"What is at stake is nothing less than a new era for many millions of African men, women and children, who have been through a lot, who have buried too many relatives, who look to us not to waver in this effort," he told a regional summit in Dar es Salaam, Tanzania."We cannot afford to have them write this process off as a theoretical exercise."
Noting the striking extent to which the security and stability of its countries are interlinked, with genocide, ethnic wars and other conflicts in one nation spilling over into its neighbours, Mr. Annan declared: "Our task now is to reverse that dynamic, and make peace, instead of conflict, contagious and mutually reinforcing."
Although the Great Lakes region has the potential to be an African powerhouse, it has for decades remained largely impoverished, its political and economic development stunted, its peoples' talents repressed, with misrule often denying its peoples their freedoms and spreading mistrust among them, he said.

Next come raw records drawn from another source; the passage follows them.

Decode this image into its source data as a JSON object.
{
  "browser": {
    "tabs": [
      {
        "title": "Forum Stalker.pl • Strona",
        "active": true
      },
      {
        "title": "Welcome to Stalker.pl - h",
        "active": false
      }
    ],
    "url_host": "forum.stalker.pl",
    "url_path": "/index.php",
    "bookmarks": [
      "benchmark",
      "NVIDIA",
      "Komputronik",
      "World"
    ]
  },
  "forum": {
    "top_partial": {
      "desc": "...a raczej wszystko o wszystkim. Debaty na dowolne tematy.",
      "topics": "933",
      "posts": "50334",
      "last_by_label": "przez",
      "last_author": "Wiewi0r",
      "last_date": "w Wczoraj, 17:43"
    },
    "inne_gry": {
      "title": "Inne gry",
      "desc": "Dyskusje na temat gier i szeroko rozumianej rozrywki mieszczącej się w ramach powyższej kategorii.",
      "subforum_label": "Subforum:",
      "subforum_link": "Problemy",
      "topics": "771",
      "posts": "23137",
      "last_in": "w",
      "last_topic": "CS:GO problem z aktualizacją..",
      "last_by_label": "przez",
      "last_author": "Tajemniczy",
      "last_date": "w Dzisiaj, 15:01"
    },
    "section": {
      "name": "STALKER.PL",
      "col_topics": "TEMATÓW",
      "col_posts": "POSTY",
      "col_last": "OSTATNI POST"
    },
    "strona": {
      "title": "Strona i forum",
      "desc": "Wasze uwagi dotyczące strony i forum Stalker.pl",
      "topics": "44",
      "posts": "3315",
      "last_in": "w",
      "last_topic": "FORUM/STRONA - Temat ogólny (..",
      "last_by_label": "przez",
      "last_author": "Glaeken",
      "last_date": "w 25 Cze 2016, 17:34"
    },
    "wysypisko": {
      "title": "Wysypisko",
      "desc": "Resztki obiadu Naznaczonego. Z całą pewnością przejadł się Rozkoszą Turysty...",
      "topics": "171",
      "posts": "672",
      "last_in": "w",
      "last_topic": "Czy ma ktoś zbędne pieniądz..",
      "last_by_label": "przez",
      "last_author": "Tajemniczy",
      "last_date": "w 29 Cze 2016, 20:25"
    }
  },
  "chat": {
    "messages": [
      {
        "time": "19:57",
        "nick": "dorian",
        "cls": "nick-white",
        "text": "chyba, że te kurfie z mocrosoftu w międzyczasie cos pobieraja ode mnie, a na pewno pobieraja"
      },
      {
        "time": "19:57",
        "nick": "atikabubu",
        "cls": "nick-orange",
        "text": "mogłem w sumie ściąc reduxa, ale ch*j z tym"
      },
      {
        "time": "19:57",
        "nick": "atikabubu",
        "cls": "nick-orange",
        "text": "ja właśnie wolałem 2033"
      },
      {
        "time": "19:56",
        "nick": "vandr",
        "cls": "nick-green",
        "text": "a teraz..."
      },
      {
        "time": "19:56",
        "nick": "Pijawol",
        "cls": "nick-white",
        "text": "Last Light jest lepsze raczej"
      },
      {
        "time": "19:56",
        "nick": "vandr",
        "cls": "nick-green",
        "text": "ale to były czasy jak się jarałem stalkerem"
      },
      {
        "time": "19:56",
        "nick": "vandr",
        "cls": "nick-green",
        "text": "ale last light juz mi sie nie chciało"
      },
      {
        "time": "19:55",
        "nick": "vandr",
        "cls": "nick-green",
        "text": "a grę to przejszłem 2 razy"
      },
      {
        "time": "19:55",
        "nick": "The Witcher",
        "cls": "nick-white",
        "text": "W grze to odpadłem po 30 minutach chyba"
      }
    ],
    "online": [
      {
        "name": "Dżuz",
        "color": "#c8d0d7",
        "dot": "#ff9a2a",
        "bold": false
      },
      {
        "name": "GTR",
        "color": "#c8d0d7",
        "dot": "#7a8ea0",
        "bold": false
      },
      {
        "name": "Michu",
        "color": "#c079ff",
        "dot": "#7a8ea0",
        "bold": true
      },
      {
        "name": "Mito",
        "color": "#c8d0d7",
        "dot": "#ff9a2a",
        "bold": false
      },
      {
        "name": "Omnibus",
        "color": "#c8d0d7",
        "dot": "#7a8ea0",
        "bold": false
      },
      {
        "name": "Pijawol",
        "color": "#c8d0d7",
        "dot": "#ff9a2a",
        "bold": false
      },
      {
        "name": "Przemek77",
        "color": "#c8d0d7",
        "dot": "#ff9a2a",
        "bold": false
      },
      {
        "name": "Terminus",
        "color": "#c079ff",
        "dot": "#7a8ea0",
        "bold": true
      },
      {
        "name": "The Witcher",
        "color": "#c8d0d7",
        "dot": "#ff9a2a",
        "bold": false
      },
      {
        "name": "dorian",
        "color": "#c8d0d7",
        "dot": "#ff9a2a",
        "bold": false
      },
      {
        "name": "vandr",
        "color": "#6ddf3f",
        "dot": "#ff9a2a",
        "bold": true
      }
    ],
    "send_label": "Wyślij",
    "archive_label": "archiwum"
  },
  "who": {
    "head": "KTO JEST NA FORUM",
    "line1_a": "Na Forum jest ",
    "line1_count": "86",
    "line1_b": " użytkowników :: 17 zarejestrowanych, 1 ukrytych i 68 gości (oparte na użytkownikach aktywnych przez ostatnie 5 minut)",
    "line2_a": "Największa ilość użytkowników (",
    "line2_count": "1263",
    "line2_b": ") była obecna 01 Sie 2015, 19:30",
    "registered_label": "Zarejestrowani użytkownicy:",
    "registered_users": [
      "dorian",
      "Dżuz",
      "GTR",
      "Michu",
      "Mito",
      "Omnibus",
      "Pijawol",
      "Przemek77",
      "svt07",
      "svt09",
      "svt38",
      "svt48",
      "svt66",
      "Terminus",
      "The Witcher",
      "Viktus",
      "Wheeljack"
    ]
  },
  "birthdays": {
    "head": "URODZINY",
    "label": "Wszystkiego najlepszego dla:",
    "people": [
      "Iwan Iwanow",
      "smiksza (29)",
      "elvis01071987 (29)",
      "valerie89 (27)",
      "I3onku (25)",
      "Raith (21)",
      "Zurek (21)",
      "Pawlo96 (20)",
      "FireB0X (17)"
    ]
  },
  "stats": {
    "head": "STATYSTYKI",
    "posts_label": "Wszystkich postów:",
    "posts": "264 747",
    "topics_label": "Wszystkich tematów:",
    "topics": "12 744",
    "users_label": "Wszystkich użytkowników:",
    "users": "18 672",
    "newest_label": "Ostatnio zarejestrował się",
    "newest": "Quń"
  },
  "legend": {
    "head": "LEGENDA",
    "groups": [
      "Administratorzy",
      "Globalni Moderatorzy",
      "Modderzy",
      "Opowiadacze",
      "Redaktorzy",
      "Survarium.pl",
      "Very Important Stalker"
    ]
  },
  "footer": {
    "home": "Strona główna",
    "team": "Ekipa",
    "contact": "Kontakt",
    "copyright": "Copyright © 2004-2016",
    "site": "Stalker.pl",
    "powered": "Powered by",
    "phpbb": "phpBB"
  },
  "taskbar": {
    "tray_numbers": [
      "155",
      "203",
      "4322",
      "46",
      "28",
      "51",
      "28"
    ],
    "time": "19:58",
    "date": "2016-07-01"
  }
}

"Finally, genocide plunged the region into absolute horror, the repercussions of which are still very much with us," he added, referring to the massacres of hundreds of thousands of people in Rwanda and Burundi, with its spill-over into neighbouring countries with a torrent of refugees and further ethnic and other strife.
"Leadership - sustained and exercised in good-faith, in partnership with the international community - can make all the difference," he told the meeting, officially called The International Conference on Peace, Security, Democracy and Development in the Great Lakes Region.
"I assure you of my full support for this cause - the cause of peace, development and human rights throughout the Great Lakes region."
In the conference margins, the Secretary-General held meetings with several of the African leaders in attendance, including the Presidents of South Africa, Burundi and Sudan.
After he met with South African President Thabo Mbeki, Mr. Annan discussed the transitional process in Burundi with that country's President, Domitien Ndayizeye. The Secretary-General reinforced UN support for that process, and he also stressed the need for increased donor support for Burundi's rebuilding process.
The Secretary-General then met with Sudanese President Omar al-Bashir and told him, as he told the Security Council a day earlier in Nairobi, about the urgent need to complete the peace process being negotiated in Naivasha, Kenya.
A successful conclusion of the Naivasha process would not only benefit north and south Sudan, Mr. Annan said, but would also be an essential step in moving forward the peace process in Darfur.
They also discussed the situation on the ground in Darfur.